"But [beating heart cadavers] --who don't receive anesthetics during an organ harvest operation --react to the scalpel like inadequately anesthetized live patients, exhibiting high blood pressure and sometimes soaring heart rates. Doctors say these are simply reflexes."Despite a firm medical consensus that brain death is irreversible, Teresi implies that slight electrical brainwave activity and occasional reflex motor movement are a ray of hope for recovery. The article's most explicit mention of possible recovery from brain death comes with an allusion to a 1999 peer-reviewed article from the journal Anesthesiology, in which the author Van Norman reports that a patient regained breathing function after brain death. Van Norman's paper intrigued me for two reasons; first, the 2010 AAN report is emphatic in its claim that no one on record has ever recovered from brain death, and second, the anecdote presents a very strong, emotional claim as touch-and-go fact. So, I tracked down an old copy of Van Norman's article, where I immediately found the context for the patient described in Teresi's article (italicized emphasis mine):

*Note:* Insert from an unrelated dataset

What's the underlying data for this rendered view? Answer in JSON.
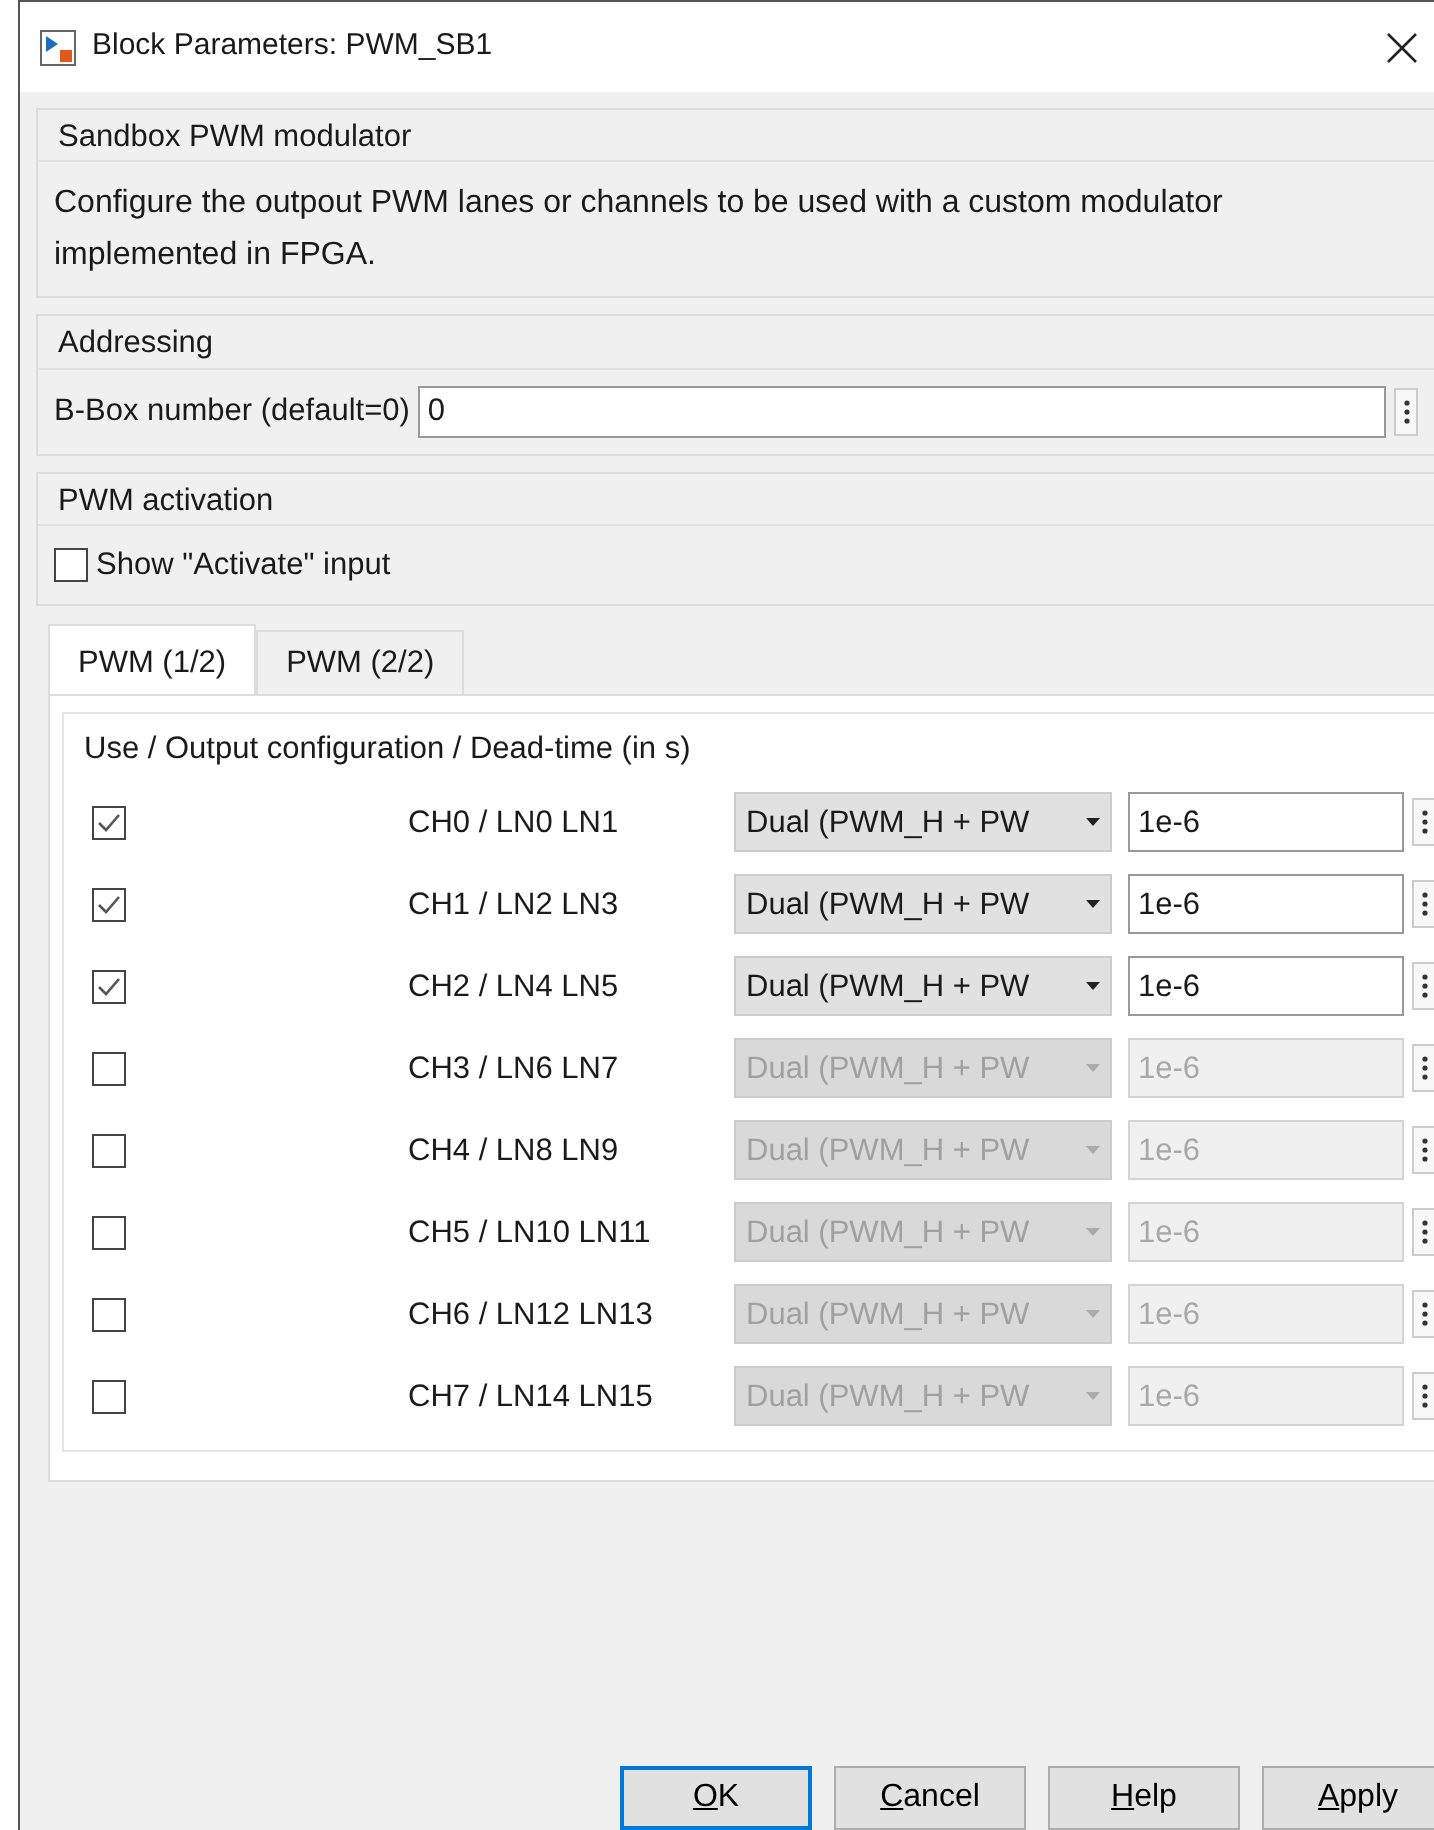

"During an educational course for anesthesiologists, a participant described a case (not independently verified by the author) in which a 30-yr-old patient was admitted to a level 1 trauma center with severe head trauma."Teresi conveniently omits Van Norman's contextual disclaimer, along with her reservations about the reliability of the EEG test that Teresi himself so fervently pushes.
What might be the effect of one journalist's public discouragement of organ donation? At first, I wasn't sure if the WSJ article deserved the attention of a careful criticism at all --so poor was the construction of this piece. I changed my mind after noticing a review of Teresi's new book in the NYT, and another (less controversial article) chosen as an Editor's Pick at Salon.com. Clearly, someone is paying attention to Teresi's articles on this subject. Even after the WSJ followed the article with a scathing letter to the editor written by a group of bioethicists and doctors, I'm afraid (and others are, too) that organ donation could suffer from Teresi's sensational portrayal of the process and motivations surrounding it. He has, among other things, exacerbated the #1 myth of organ donation --the unfounded worry that a doctor could hasten the death of a patient to harvest organs.
And the unfortunate part of all this is that Teresi's subject, had it been handled by a more skillful, impartial author, would have been a fascinating one to read about. The definition of death has changed as we've gained the ability to sustain life by artificial means for a very long time. I personally have a great academic interest in questions of end of life treatment, palliative care, and the contemporary euthanasia debate; these kinds of questions loom large in today's bioethical literature. Teresi had a great opportunity to apply philosophical conversations to practical healthcare policy in an accessible media venue. Instead, he confused scientific consensus with ethical debate and acted irresponsibly as both a science communicator and a journalist, potentially endangering the organ donation movement by stirring public fear.
The most interesting (and regrettable) aspect of this for me is the irrevocability of articles like Teresi's once they've been released. We have seen the lasting effects of Andrew Wakefield's ill-fated paper and its sensational coverage in the news. Once something is published, it can never be fully erased from public conscience. And one of the last-standing safeguards, it seems, is for an article like Teresi's never to have been written, published, or discussed with any seriousness at all. News outlets like the WSJ have a heightened responsibility to fact-check where obvious issues of public health and safety are involved. The WSJ editors dropped the ball on this one.
Journalists have an obligation to handle their topics with objectivity. This means providing proper context, word choice, and tone. This means consulting the right people for fact-checking and quoting them accurately. Most importantly, this means avoiding sensationalism, even when it will almost guarantee an article's popularity.